Element data from apps and pages
================

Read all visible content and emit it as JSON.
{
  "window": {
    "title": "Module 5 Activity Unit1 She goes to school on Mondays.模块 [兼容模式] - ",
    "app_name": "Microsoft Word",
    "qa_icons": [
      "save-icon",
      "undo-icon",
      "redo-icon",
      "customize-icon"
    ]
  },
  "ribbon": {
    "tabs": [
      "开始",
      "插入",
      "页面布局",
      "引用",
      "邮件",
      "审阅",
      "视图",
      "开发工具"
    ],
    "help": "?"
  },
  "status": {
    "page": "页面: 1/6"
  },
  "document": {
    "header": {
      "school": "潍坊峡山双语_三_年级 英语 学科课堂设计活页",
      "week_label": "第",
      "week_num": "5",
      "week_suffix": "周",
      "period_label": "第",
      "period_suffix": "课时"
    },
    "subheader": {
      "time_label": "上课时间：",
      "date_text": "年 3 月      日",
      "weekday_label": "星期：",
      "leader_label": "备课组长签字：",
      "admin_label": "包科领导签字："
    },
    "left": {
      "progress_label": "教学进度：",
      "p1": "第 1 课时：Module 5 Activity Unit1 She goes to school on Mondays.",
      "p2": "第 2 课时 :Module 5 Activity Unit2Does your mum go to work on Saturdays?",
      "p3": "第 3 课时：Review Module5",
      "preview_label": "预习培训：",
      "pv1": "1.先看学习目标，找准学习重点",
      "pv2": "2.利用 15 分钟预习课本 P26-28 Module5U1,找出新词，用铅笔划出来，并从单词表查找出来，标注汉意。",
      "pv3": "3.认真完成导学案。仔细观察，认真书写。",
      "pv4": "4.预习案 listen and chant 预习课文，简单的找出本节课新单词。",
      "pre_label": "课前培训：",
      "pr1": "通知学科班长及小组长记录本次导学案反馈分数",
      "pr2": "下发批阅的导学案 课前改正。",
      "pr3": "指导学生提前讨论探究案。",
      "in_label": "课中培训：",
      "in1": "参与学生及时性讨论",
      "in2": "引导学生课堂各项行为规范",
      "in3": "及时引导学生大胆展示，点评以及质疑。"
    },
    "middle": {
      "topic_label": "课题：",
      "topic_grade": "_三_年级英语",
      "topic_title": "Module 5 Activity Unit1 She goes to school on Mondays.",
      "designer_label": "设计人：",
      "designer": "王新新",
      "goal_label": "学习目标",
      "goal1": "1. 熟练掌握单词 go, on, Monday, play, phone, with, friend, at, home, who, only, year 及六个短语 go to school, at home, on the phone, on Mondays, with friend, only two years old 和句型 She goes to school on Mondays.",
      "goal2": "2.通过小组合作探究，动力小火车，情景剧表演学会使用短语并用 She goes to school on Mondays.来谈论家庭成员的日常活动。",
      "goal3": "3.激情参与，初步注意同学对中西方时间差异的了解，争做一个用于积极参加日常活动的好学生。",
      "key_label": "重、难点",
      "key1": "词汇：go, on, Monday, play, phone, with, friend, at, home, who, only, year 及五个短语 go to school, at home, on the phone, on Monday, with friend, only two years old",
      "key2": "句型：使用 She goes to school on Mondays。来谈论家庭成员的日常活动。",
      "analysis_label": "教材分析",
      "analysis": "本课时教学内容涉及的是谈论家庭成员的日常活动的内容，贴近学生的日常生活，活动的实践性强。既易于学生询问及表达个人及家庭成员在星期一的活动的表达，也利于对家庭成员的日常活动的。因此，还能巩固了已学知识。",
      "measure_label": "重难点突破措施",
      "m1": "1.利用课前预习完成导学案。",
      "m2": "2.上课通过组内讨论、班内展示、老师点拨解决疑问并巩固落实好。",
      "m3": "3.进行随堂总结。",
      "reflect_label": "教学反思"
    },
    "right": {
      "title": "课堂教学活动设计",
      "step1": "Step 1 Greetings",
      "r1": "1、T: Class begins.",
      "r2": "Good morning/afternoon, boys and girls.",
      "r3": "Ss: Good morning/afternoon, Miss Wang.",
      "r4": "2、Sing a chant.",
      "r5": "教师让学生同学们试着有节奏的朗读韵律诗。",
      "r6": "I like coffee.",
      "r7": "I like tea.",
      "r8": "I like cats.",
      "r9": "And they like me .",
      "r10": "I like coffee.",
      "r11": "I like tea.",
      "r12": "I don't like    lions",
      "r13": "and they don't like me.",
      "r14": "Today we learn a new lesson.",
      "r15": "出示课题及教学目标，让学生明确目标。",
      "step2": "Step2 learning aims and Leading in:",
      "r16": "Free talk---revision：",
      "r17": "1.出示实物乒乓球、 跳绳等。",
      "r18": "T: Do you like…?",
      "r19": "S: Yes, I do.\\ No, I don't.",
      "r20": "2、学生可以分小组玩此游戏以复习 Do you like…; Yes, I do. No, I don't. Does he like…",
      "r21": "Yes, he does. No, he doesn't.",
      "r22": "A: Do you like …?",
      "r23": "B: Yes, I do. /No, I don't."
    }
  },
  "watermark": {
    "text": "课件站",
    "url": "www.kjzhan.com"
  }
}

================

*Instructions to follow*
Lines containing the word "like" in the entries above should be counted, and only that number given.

*Answer section*
11